U.S. business logistics costs in 2011 rose to $1.28 trillion, 6.6% from the previous year and accounting for 8.5% percent of the U.S. gross domestic product, according to the 23rd annual “State of Logistics Report” published by The Council of Supply Chain Management Professionals.
The report, authored by transportation consultant Rosalyn Wilson of Delcan, Inc., has tracked and measured all costs associated with moving freight through the U.S. supply chain since 1988. This year’s report presents an overview of the economy over the past year, the logistics industry’s key trends, and the total U.S. logistics costs for 2011. It also examines which sectors of the industry are recovering, which are facing challenges, and areas that can be targeted for increased investment. The research concludes with a brief overview of industry indicators for the remainder of 2012. The supply chain management benchmark report is now available for distribution.
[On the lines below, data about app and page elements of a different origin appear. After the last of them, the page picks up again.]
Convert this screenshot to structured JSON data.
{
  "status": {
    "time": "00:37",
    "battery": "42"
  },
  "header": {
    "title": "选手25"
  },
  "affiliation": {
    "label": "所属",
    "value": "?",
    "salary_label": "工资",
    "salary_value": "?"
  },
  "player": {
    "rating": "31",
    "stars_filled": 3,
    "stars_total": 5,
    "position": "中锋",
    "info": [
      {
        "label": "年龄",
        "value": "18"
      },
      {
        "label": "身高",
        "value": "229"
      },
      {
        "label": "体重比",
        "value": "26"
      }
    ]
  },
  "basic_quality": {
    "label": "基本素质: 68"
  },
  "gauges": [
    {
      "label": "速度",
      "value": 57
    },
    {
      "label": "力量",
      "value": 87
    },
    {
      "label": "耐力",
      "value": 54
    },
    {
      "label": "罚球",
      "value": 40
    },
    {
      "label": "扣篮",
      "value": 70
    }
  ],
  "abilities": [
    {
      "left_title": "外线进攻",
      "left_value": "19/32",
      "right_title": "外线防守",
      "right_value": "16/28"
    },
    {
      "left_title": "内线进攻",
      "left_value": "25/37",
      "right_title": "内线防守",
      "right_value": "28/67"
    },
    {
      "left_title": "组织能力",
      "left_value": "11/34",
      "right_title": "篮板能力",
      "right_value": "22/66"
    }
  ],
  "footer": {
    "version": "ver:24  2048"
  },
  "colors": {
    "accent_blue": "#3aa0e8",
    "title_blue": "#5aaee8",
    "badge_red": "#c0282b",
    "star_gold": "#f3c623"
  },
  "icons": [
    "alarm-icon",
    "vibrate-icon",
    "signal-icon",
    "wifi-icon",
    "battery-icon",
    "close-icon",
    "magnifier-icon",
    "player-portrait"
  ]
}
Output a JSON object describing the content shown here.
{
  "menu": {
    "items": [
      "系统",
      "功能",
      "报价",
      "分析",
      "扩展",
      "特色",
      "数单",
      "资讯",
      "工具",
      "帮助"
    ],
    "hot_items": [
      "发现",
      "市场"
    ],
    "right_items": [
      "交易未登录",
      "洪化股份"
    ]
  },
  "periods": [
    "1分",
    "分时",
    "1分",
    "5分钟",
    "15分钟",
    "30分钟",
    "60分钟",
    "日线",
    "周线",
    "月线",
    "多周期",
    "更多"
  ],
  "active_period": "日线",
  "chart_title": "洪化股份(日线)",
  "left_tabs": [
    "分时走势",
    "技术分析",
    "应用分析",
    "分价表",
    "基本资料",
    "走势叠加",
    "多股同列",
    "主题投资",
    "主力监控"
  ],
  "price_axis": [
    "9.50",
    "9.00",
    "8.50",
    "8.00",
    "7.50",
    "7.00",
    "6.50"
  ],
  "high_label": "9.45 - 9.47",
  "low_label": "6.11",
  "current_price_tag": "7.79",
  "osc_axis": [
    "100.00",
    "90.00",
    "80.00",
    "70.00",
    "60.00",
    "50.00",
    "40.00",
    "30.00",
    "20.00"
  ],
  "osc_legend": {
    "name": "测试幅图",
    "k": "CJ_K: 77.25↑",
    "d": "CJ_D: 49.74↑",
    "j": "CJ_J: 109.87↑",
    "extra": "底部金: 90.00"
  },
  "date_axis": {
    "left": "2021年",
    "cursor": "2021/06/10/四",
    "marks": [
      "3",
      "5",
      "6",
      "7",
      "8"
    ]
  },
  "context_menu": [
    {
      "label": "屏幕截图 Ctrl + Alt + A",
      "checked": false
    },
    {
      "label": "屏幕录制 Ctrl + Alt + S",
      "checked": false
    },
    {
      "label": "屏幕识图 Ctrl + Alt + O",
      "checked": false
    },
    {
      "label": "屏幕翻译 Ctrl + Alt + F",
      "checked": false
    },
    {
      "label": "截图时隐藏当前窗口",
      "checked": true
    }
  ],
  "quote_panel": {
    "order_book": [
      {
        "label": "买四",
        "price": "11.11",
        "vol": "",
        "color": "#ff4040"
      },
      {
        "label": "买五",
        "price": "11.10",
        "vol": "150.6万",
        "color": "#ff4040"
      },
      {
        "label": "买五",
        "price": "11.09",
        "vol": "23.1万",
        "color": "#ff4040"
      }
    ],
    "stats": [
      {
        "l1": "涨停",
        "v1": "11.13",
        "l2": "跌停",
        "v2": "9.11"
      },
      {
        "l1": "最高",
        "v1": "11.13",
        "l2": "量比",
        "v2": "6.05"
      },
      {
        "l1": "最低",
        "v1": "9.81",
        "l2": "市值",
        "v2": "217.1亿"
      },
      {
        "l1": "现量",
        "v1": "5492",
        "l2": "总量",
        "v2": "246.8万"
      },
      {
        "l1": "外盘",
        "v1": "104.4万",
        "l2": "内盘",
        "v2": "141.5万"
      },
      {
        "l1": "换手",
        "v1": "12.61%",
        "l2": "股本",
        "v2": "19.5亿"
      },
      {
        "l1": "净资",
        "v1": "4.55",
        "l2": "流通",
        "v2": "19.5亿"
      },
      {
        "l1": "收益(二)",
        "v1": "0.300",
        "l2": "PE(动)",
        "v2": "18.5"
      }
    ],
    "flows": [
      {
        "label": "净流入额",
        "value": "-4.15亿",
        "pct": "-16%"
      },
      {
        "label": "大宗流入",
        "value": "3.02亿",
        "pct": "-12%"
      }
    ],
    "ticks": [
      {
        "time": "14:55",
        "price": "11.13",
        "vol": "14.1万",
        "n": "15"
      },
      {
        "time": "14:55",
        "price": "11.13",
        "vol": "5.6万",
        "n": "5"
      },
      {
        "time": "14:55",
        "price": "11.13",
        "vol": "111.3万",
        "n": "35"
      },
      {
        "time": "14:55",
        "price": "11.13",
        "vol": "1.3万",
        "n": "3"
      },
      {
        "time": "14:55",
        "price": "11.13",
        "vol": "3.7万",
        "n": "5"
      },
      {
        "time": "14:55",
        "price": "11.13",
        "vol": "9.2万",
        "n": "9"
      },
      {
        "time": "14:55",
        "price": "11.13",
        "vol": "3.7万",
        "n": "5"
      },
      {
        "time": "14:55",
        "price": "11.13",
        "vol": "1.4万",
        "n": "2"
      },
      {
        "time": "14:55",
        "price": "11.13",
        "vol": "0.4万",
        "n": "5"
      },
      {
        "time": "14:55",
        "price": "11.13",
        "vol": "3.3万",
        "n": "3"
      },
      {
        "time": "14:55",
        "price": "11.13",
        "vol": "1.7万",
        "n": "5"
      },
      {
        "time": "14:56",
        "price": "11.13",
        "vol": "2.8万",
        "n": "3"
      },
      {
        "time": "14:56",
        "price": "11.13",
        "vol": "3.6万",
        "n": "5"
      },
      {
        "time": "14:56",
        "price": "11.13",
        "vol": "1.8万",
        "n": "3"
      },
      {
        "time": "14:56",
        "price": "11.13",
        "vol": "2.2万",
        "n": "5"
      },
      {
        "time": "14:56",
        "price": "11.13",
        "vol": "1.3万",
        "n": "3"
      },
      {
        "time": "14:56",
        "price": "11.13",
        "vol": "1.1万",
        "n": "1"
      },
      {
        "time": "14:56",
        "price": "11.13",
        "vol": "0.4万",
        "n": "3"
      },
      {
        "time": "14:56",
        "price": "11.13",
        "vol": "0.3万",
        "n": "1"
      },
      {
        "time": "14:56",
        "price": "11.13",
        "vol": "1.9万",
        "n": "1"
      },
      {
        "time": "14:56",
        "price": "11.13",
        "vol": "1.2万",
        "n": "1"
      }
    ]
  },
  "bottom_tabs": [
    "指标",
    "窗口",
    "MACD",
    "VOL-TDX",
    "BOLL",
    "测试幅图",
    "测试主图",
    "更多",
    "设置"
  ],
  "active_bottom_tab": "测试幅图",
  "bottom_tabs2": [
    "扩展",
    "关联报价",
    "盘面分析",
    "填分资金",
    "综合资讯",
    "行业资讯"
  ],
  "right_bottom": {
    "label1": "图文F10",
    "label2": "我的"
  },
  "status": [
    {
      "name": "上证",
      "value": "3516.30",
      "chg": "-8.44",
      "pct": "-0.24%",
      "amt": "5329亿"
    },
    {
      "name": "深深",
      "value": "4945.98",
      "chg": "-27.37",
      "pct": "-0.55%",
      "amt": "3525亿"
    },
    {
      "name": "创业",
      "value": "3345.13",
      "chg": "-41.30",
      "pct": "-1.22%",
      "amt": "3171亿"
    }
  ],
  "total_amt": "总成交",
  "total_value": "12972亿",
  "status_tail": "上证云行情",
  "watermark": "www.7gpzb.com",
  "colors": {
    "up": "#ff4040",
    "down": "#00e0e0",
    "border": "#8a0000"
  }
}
This year’s report reveals that with overall revenue 15.3% higher than 2010. Railroads gained market share, especially in intermodal, and did not experience capacity problems faced by the trucking sector. Trucking companies are also using intermodal rail help to offset the impacts of driver shortages and the costs of acquiring and maintaining new equipment. In spite of tightening capacity and an overall decline in volume, trucking rates were up 5% to 15% in 2011.
The “State of Logistics Report®” is available to CSCMP members free of charge as part of their member benefits at http://cscmp.org/memberonly/state.asp. The price of the report is $395.00 USD.